◆ WORK REQUEST
If a line includes "icon", copy it out of the entries.
———
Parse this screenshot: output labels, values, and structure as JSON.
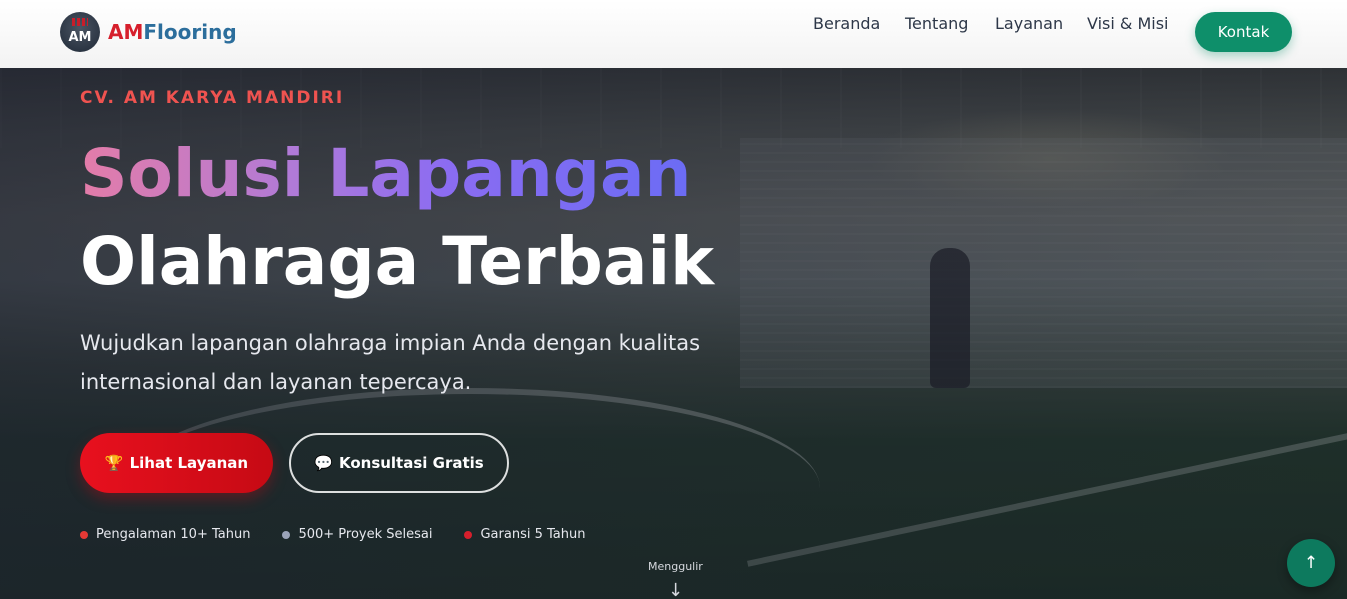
{
  "header": {
    "logo": {
      "badge_text": "AM",
      "name_part1": "AM",
      "name_part2": "Flooring"
    },
    "nav": [
      {
        "label": "Beranda"
      },
      {
        "label": "Tentang"
      },
      {
        "label": "Layanan"
      },
      {
        "label": "Visi & Misi"
      }
    ],
    "cta_label": "Kontak"
  },
  "hero": {
    "kicker": "CV. AM KARYA MANDIRI",
    "title_gradient": "Solusi Lapangan",
    "title_rest": " Olahraga Terbaik",
    "subtitle": "Wujudkan lapangan olahraga impian Anda dengan kualitas internasional dan layanan tepercaya.",
    "buttons": {
      "primary": {
        "icon": "trophy-icon",
        "glyph": "🏆",
        "label": "Lihat Layanan"
      },
      "secondary": {
        "icon": "chat-icon",
        "glyph": "💬",
        "label": "Konsultasi Gratis"
      }
    },
    "stats": [
      {
        "label": "Pengalaman 10+ Tahun",
        "dot_color": "#e53935"
      },
      {
        "label": "500+ Proyek Selesai",
        "dot_color": "#9aa3b8"
      },
      {
        "label": "Garansi 5 Tahun",
        "dot_color": "#d61f2c"
      }
    ],
    "scroll_label": "Menggulir",
    "scroll_arrow": "↓"
  },
  "back_to_top": {
    "icon": "arrow-up-icon",
    "glyph": "↑"
  },
  "colors": {
    "brand_red": "#d61f2c",
    "brand_blue": "#2c6e9c",
    "accent_green": "#0e8f6a",
    "kicker_red": "#ef5350"
  }
}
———
◆ TASK RESULT
        "icon": "trophy-icon",
        "icon": "chat-icon",
    "icon": "arrow-up-icon",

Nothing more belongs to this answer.